I had been annoyed by my brake pedal ... it wasnt adjusted right for the standing position. I adjusted it as part of our morning checks and we headed off towards the border. After a mere 15 km (9 miles), Terry rode up beside me flapping his arms about and directing me to the side of the road while yelling FIRE FIRE.
I pulled over and as I began dismounting Terry was already throwing sand over my flaming back brake caliper. We grabbed a water bottle and extinguished the flames ... The alloy back caliper was half melted. It was deformed. It was absolutely not repairable. Something must have gone terribly wrong with my back brake adjustment. I now had no back brake. A close inspection of the rear steel brake disc showed that while it was totally heat discoloured (and still is to this day), it was neither badly scored nor warped at all.
Thinking quickly, I sent a message to Prutser, one of the 3 riders who would join us in Astana in less than a week. I asked him to get me a back caliper and bring it in his luggage. Within hours I had a message back that he had found one at a Dutch bike dismantlers for 70 EUR ... bargain price. Awesome, it could be fixed in Astana if it could get to him in time. The dismantlers didnt want to send it until they received payment, and Prutser was flying out in just a couple of days. It would be touch and go.
Terry and I were still 3 and a half days ride from Astana ... it would be a learning experience to try to ride off road without touching my back pedal.
The Russian - Kazakh border came and went in a one hour visit, and we were back on the steppe ... this time, the Kazakh steppe.
We finished up in the first town we came to in Kazakhstan, Karabulak. We tried to get some Kazakh sim cards for the phones, and a late lunch. But we found a decent cheap hotel and decided to call it a day.
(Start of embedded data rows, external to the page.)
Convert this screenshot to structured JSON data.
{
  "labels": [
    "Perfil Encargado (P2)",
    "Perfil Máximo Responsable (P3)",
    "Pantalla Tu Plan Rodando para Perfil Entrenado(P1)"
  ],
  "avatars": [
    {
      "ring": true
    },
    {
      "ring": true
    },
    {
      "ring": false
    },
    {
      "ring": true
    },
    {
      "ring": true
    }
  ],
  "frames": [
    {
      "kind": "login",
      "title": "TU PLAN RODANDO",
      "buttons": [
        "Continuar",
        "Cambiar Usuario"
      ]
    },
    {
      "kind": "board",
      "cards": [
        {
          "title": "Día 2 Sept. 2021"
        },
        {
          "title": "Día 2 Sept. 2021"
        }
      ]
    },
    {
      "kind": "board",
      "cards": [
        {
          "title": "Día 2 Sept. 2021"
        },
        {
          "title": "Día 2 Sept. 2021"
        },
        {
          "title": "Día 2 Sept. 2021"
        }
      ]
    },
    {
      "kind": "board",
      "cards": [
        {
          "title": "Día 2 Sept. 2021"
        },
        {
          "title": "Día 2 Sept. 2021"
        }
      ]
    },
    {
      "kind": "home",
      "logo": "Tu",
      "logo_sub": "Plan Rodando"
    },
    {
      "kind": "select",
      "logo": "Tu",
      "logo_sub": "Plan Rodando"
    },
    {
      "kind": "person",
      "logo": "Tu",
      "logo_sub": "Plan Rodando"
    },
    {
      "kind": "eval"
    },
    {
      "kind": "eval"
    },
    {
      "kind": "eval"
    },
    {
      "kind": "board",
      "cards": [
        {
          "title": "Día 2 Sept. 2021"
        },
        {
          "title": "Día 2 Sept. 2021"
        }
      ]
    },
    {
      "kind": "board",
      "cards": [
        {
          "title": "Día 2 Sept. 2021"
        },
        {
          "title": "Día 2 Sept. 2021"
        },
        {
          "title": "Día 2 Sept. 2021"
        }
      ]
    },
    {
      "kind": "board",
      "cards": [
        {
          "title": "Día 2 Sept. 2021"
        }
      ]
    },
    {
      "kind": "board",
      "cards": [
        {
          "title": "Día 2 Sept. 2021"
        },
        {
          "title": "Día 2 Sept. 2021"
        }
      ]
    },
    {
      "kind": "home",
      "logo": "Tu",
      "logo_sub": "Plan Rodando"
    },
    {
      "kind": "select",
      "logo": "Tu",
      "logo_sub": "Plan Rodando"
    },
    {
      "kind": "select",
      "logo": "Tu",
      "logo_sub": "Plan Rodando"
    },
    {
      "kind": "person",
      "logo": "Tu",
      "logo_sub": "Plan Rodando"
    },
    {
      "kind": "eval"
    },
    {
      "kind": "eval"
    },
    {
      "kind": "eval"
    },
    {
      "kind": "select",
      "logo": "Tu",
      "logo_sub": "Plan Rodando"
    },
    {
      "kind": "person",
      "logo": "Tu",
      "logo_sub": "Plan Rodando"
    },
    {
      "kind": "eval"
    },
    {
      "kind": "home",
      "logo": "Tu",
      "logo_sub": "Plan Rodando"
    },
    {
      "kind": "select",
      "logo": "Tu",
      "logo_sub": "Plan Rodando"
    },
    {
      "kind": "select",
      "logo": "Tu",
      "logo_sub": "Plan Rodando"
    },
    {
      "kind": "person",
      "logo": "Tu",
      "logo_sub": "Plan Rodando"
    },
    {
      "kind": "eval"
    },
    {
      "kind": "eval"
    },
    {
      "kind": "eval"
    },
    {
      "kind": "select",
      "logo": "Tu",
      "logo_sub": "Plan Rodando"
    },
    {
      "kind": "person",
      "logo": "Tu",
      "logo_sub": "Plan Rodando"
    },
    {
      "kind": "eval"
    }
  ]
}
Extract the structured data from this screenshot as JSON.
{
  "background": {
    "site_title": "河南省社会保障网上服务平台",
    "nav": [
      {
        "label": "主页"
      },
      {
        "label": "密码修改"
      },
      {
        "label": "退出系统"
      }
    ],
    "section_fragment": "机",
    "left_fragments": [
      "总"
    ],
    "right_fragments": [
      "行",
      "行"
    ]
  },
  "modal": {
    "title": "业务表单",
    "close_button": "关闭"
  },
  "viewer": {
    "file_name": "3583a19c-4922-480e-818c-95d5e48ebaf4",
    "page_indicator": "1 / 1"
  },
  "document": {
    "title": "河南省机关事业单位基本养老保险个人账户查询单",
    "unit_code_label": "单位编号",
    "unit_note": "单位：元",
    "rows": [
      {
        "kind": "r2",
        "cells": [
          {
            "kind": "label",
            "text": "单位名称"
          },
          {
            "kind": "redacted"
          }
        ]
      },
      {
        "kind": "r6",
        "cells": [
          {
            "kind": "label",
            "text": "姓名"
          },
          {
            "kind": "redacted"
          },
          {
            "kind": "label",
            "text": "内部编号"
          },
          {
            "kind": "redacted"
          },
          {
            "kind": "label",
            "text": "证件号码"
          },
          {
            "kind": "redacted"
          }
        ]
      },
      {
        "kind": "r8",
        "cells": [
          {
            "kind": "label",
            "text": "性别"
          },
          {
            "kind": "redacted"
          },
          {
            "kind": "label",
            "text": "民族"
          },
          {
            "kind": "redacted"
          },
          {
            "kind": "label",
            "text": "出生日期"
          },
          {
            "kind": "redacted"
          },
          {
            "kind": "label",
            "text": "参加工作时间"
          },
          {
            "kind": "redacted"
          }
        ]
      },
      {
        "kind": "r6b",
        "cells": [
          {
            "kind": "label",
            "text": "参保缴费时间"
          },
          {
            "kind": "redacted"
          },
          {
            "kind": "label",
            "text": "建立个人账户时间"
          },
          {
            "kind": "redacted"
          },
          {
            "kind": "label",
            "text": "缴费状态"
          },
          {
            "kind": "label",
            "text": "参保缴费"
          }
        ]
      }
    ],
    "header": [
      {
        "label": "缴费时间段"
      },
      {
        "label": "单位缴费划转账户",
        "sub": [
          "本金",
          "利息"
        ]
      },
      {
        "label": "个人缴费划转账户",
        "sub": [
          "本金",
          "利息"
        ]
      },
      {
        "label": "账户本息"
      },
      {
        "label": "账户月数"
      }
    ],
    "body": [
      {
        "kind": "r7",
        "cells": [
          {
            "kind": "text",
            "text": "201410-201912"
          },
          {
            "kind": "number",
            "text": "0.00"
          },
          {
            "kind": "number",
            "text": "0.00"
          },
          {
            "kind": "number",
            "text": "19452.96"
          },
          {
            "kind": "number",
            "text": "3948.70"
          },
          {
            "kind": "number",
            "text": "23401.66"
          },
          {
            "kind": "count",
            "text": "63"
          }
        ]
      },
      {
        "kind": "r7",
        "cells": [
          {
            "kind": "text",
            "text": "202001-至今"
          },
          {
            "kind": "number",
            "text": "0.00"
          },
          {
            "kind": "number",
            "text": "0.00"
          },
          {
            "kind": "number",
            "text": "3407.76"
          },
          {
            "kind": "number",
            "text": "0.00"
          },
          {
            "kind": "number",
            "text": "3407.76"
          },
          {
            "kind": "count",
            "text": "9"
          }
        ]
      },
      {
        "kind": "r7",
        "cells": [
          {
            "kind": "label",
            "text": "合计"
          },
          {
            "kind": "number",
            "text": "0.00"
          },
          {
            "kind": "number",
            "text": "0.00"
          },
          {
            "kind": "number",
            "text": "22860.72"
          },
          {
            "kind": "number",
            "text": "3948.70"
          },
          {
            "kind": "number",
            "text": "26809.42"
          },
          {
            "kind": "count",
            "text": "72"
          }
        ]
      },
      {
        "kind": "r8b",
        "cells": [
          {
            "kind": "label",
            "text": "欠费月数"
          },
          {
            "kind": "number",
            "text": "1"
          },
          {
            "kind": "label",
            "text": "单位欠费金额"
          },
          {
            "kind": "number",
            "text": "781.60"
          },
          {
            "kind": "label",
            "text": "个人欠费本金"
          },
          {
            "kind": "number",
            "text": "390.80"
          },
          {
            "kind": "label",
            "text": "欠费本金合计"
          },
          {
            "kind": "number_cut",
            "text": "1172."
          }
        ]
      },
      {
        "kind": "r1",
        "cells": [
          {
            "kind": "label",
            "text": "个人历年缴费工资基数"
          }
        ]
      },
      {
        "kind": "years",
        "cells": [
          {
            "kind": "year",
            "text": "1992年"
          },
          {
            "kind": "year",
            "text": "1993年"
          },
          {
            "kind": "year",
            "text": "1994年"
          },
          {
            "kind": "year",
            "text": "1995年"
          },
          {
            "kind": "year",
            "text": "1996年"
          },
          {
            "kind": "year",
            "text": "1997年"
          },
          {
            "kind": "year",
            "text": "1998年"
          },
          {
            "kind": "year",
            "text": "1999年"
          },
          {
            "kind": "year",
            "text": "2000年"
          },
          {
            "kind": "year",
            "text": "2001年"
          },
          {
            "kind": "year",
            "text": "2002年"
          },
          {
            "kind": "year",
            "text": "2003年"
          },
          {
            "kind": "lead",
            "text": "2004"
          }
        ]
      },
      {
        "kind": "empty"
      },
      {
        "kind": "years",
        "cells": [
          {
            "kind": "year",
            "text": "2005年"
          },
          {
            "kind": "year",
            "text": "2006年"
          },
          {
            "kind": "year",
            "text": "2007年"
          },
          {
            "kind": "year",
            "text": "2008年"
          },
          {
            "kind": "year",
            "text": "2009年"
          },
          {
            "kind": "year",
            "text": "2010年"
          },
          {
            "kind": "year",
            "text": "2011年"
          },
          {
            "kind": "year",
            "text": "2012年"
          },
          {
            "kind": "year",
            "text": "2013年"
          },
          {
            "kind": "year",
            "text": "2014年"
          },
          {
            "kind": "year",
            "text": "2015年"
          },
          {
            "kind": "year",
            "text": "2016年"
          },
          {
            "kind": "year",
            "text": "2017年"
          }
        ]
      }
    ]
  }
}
We struck out when it came to the SIM cards. Kazakhs dont sell micro ones ... which Terry and I both needed for our phones. But we had a nice dinner. Our hotel had a cafe attached to it but across there road was the towns main restaurant. A bit over the top it was for a rural Kazakh town. The beer was cold. We needed a lot of it as the Restaurants in house DJ / self Karaoke man was truly appalling.